DIRECTIONS FOR THIS TASK - Whenever the string "text" appears in a line below, please copy the line out.

(Entries from a dataset of interfaces)

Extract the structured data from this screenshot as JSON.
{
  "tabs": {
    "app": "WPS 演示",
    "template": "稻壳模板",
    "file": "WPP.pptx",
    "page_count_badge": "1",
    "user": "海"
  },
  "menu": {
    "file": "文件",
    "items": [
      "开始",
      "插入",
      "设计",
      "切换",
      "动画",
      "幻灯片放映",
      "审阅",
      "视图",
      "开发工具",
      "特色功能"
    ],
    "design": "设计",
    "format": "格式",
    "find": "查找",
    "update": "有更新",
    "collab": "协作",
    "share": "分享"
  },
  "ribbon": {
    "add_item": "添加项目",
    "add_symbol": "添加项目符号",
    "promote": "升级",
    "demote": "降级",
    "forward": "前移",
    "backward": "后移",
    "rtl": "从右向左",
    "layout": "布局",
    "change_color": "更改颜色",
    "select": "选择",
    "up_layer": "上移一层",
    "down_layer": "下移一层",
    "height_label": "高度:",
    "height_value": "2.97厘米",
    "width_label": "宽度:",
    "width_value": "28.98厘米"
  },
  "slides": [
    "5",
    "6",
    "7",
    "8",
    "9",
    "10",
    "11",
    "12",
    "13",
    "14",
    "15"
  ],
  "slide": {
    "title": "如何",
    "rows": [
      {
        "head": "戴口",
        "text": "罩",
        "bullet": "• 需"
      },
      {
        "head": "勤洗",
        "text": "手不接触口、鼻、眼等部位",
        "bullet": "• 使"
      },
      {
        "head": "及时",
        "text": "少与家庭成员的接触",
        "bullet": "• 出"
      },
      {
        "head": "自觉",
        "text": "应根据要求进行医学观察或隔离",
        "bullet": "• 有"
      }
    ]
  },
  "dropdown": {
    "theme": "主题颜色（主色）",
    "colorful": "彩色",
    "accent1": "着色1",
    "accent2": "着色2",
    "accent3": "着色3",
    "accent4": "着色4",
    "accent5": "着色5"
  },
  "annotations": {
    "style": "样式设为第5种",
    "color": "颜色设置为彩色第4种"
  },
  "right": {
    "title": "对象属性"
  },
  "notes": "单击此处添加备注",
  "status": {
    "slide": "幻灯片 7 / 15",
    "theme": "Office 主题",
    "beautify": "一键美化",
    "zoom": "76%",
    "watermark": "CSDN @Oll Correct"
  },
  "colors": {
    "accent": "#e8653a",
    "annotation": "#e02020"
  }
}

ANSWER AREA -
        "text": "罩",
        "text": "手不接触口、鼻、眼等部位",
        "text": "少与家庭成员的接触",
        "text": "应根据要求进行医学观察或隔离",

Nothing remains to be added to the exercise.